If you’ve gotten the impression that fitness tracking wearable gadgets and mobile apps are coming out of the woodwork these days, you aren’t alone. From brand new startups to age-old sports brands, everyone wants to be the one you use to log, track, record, and analyze what you do every day with your body. Maybe you use one app to keep track of your food intake, another to log your route when you’re out for a run, and yet another to sync your fitness band.
Wouldn’t it be nice if there was one place to keep all of that cumulative data, strip out all the fluff, and give you a quick and easy way to find out if you’re on track or falling behind?
Say hello to Nudge. Nudge is a free smartphone app that brings all of your healthy living together in one place, with one score. Connect Nudge with your favorite health tracking apps and wearables like RunKeeper, Moves, Fitbit, and more to see how your Nudge Factor stacks up against your friends.
Currently, Nudge syncs with the following apps you may already be using:
Quick Stats About Childhood Obesity
- Nearly 1 in 3 children in America are overweight or obese
- 8.4% of children 2 – 5 years old are obese
- 17% of children 6 – 11 years old are obese
- 20.5% of children 12 – 19 years old are obese

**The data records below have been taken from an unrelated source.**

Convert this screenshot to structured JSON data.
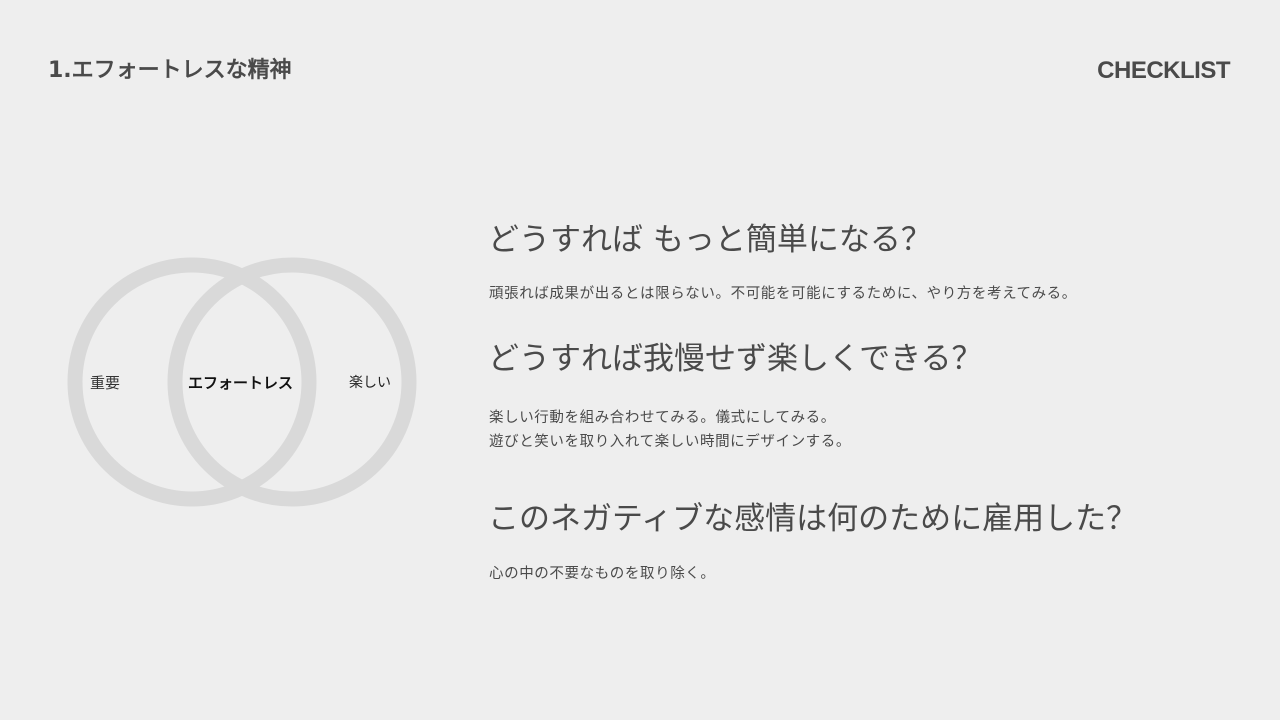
{
  "header": {
    "title": "1.エフォートレスな精神",
    "tag": "CHECKLIST"
  },
  "venn": {
    "left_label": "重要",
    "center_label": "エフォートレス",
    "right_label": "楽しい",
    "ring_color": "#d9d9d9"
  },
  "items": [
    {
      "question": "どうすれば もっと簡単になる？",
      "answer_lines": [
        "頑張れば成果が出るとは限らない。不可能を可能にするために、やり方を考えてみる。"
      ]
    },
    {
      "question": "どうすれば我慢せず楽しくできる？",
      "answer_lines": [
        "楽しい行動を組み合わせてみる。儀式にしてみる。",
        "遊びと笑いを取り入れて楽しい時間にデザインする。"
      ]
    },
    {
      "question": "このネガティブな感情は何のために雇用した？",
      "answer_lines": [
        "心の中の不要なものを取り除く。"
      ]
    }
  ]
}
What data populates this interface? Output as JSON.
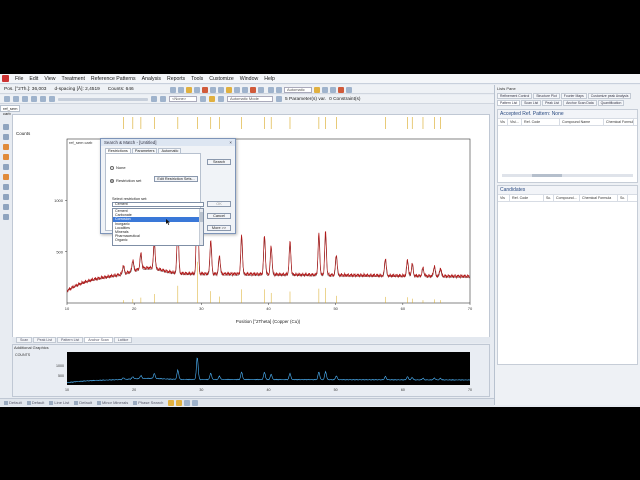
{
  "menu": {
    "items": [
      "File",
      "Edit",
      "View",
      "Treatment",
      "Reference Patterns",
      "Analysis",
      "Reports",
      "Tools",
      "Customize",
      "Window",
      "Help"
    ]
  },
  "status": {
    "pos": "Pos. [°2Th.]: 36,003",
    "dspacing": "d-spacing [Å]: 2,4519",
    "counts": "Counts: 646"
  },
  "toolbar": {
    "mode_field": "<None>",
    "automatic": "Automatic",
    "automatic_mode": "Automatic Mode",
    "parameters": "5 Parameter(s) var.",
    "constraints": "0 Constraint(s)"
  },
  "document": {
    "tab": "ref_sem carb"
  },
  "chart": {
    "y_label": "Counts",
    "x_label": "Position [°2Theta] (Copper (Cu))",
    "doc_label": "ref_sem carb",
    "y_ticks": [
      "1000",
      "500"
    ],
    "x_ticks": [
      "10",
      "20",
      "30",
      "40",
      "50",
      "60",
      "70"
    ]
  },
  "chart_data": {
    "type": "line",
    "title": "",
    "xlabel": "Position [°2Theta] (Copper (Cu))",
    "ylabel": "Counts",
    "xlim": [
      10,
      70
    ],
    "ylim": [
      0,
      1600
    ],
    "x_ticks": [
      10,
      20,
      30,
      40,
      50,
      60,
      70
    ],
    "y_ticks": [
      500,
      1000
    ],
    "grid": false,
    "peaks": [
      {
        "x": 18.4,
        "y": 80
      },
      {
        "x": 19.8,
        "y": 110
      },
      {
        "x": 21.0,
        "y": 150
      },
      {
        "x": 23.0,
        "y": 250
      },
      {
        "x": 26.5,
        "y": 480
      },
      {
        "x": 29.4,
        "y": 1150
      },
      {
        "x": 31.4,
        "y": 330
      },
      {
        "x": 32.7,
        "y": 180
      },
      {
        "x": 36.0,
        "y": 380
      },
      {
        "x": 39.4,
        "y": 380
      },
      {
        "x": 40.4,
        "y": 280
      },
      {
        "x": 43.2,
        "y": 320
      },
      {
        "x": 47.5,
        "y": 400
      },
      {
        "x": 48.5,
        "y": 420
      },
      {
        "x": 50.1,
        "y": 200
      },
      {
        "x": 57.4,
        "y": 170
      },
      {
        "x": 60.7,
        "y": 160
      },
      {
        "x": 61.4,
        "y": 120
      },
      {
        "x": 63.0,
        "y": 80
      },
      {
        "x": 64.7,
        "y": 100
      },
      {
        "x": 65.6,
        "y": 80
      }
    ]
  },
  "dialog": {
    "title": "Search & Match - [Untitled]",
    "close": "×",
    "tabs": [
      "Restrictions",
      "Parameters",
      "Automatic"
    ],
    "radio_none": "None",
    "radio_restriction": "Restriction set",
    "edit_restriction": "Edit Restriction Sets...",
    "select_label": "Select restriction set:",
    "combo_value": "Cement",
    "list_items": [
      "Cement",
      "Carbonate",
      "Corrosion",
      "Inorganic",
      "Localities",
      "Minerals",
      "Pharmaceutical",
      "Organic"
    ],
    "selected_index": 2,
    "btn_search": "Search",
    "btn_ok": "OK",
    "btn_cancel": "Cancel",
    "btn_more": "More >>"
  },
  "bottom_tabs": [
    "Scan",
    "Peak List",
    "Pattern List",
    "Anchor Scan",
    "Lattice"
  ],
  "additional_graphics": {
    "title": "Additional Graphics",
    "y_label": "COUNTS",
    "y_ticks": [
      "1000",
      "500"
    ],
    "x_ticks": [
      "10",
      "20",
      "30",
      "40",
      "50",
      "60",
      "70"
    ]
  },
  "bottom_bar": [
    "Default",
    "Default",
    "Line List",
    "Default",
    "Minor Minerals",
    "Phase Search"
  ],
  "right_panel": {
    "title": "Lists Pane",
    "tabs": [
      "Refinement Control",
      "Structure Plot",
      "Fourier Maps",
      "Customize peak Analysis",
      "Pattern List",
      "Scan List",
      "Peak List",
      "Anchor Scan Data",
      "Quantification"
    ],
    "active_tab": "Pattern List",
    "accepted_title": "Accepted Ref. Pattern: None",
    "accepted_cols": [
      "Vis",
      "Visi...",
      "Ref. Code",
      "Compound Name",
      "Chemical Formula"
    ],
    "candidates_title": "Candidates",
    "candidate_cols": [
      "Vis",
      "Ref. Code",
      "Sc.",
      "Compound...",
      "Chemical Formula",
      "Sc."
    ]
  }
}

This afternoon, Dr. Richard Besser hosted a conversation on Google+ Hangouts as part of TED-MED to discuss childhood obesity. Dr. Besser is a pediatrician and the Chief Medical Editor at ABC News, and the author of Tell Me the Truth, Doctor, a comprehensive health guide that will both inform and surprise as he deciphers fact from fiction for nearly 70 confusing medical questions.
Dr. Besser assembled a discussion panel for today’s session, including:
- Risa Lavizzo-Mourey, President and CEO of the Robert Wood Johnson Foundation
- Nancy Brown, CEO of the American Heart Association
- Don Schwarz, Health Commissioner and Deputy Mayor for Health and Opportunity, City of Philadelphia
- Elissa Epel, Professor, UCSF School of Medicine
- Lisa Simpson, President and CEO, Academy Health
The group began by talking about stress and the effect it has on health, both in children and adults. Stress is biologically potent and causes us to overeat sweets. Research shows the combination of stress and overeating is “the most dangerous combination,” Elissa says. One of the challenges the group agrees on is taking the research and putting it into practice. Very little is happening so far to create actionable programs that make a difference.
Regardless of where in the country you live, Summer is the season we all find ourselves outside more than any other time of year. I put together this list of gadgets that will help you make the most out of your time outdoors, and you’ll find something for everybody.
Jawbone JAMBOX Bluetooth Speaker ($150 $115)
Whether you’re doing laps in the pool, soaking up the sun at the beach, working in the yard, or taking your yoga to the park, you’ll appreciate being able to blast your tunes from something more than the tiny built-in speakers of your smartphone. The Jawbone JAMBOX consistently gets rave reviews and it’s usually on sale at Amazon. (more…)